Tesla set a new company record for electric vehicle deliveries in Q4 of 2021, according to the company’s fourth-quarter vehicle production and deliveries report for 2021 published on Monday.
The report said that the electric vehicle manufacturer delivered a total of 308,6000 cars, surpassing industry expectations.
This makes Q4 of 2021 the best quarter in the company’s history for vehicle deliveries ever, bringing the yearly amount to 936,172.
Analysts had expected Elon Musk’s company to deliver 267,000 vehicles in Q4. The company beat this analysis by nearly 50,000, causing their stock to surge by 7%.
“For the full year, Tesla delivered 936,172 vehicles, an 87% increase versus 2020 when it reported its first annual profit on deliveries of 499,647,” CNBC reported, adding that “in the third quarter of 2021, vehicle deliveries reached 241,300, Tesla’s previous best quarter.”
Tesla recalls over 450,000 vehicles
Tesla issued voluntary recalls for 475,318 of its vehicles last Thursday. The company hopes to rectify issues with its Model S and Model 3 vehicle’s trunk latching systems.
The recall is for all Model 3 units released from 2017 to 2020, and also applies to a number of Model S units as well. The company believes that the function of the trunk in Model 3 may cause damage to the cable harness attached to the car’s rearview camera, which could lead to its malfunction. The model S issue, however, affects the entire trunk, making it incapable of fully latching.
Tesla has submitted documents to the National Highway Traffic Safety Administration (NHTSA) that indicated there are 475,318 total vehicles that will be recalled, with 356,309 of those vehicles being Model 3 and 119,109 being Model S.
The Model S’s recall is considered more serious, as a malfunction of the front trunk could prevent the car’s driver from seeing the road.
“The front trunk latch assembly may be misaligned, preventing the secondary hood latch from engaging,” Tesla said in its filings with the NHTSA.
The company plans on repositioning the trunk’s latch in order to fix the issue.
Tesla previously investigated for faulty vehicles
The U.S. National Highway Traffic Safety Administration (NHTSA) started investigating a consumer report last month that indicates Tesla’s Model Y self-driving cars may be causing accidents.
A Tesla Model Y owner filed a report with NHTSA on November 3 stating that the car started to drive recklessly while using its autopilot technology:

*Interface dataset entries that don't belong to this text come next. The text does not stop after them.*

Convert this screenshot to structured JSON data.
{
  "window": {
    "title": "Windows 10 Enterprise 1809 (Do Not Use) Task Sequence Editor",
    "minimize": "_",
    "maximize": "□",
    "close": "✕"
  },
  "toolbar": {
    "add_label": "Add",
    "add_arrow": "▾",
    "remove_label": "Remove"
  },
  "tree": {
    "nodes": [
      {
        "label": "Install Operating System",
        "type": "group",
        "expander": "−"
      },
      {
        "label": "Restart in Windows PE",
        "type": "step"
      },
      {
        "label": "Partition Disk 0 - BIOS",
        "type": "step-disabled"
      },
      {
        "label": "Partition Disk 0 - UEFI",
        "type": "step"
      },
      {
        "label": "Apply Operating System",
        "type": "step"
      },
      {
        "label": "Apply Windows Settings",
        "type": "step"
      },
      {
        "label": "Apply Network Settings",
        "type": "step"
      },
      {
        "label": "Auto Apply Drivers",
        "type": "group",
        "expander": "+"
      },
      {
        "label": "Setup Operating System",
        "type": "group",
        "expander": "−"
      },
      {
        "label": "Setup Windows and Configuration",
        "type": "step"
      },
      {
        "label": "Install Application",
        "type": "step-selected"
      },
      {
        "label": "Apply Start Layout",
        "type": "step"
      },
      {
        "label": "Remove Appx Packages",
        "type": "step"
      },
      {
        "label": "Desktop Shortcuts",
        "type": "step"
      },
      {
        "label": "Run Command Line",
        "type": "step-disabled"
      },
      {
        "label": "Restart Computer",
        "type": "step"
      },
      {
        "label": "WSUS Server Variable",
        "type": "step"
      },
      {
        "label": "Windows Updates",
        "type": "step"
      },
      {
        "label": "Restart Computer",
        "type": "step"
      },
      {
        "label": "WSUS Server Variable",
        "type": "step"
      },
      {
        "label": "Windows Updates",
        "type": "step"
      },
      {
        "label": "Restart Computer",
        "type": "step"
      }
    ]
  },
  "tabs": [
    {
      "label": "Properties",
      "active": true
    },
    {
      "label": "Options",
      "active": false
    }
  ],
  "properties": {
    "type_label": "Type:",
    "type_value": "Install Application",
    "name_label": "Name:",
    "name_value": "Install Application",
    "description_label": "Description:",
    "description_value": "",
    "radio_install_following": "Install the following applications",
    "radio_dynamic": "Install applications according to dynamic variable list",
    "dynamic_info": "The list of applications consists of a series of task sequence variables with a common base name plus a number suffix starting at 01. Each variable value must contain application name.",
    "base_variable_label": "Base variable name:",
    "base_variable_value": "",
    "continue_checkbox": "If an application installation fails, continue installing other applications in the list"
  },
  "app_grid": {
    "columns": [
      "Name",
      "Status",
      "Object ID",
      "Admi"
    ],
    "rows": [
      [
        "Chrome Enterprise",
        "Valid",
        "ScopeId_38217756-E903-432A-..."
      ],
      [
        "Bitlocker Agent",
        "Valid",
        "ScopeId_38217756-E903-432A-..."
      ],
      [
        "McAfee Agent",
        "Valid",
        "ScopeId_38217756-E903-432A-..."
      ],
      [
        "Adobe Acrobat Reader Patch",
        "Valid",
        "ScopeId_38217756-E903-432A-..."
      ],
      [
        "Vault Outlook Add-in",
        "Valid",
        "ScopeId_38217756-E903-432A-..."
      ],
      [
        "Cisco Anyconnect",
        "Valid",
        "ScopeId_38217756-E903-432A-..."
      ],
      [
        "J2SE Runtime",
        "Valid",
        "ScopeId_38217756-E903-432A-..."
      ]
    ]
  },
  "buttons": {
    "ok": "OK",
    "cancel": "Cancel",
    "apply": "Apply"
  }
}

“While taking a left turn the car went into the wrong lane and I was hit by another driver in the lane next to my lane,” the owner stated, adding that the vehicle “gave an alert halfway through the turn” and that the owner attempted to interfere with the autopilot “but the car by itself took control and forced itself into the incorrect lane,” causing the car to crash and incur damage.
“NHTSA is aware of the consumer complaint in question and is in communication with the manufacturer to gather additional information,” a spokesperson for the agency said in a statement last week.
The technology used in the Tesla Model Y is the company’s Full Self-Driving (FSD) Beta software. Although the feature’s name contains the phrase “full self-driving,” Tesla has clarified that the technology is meant to only partially assist a driver and that the technology should be monitored by a “fully attentive driver.”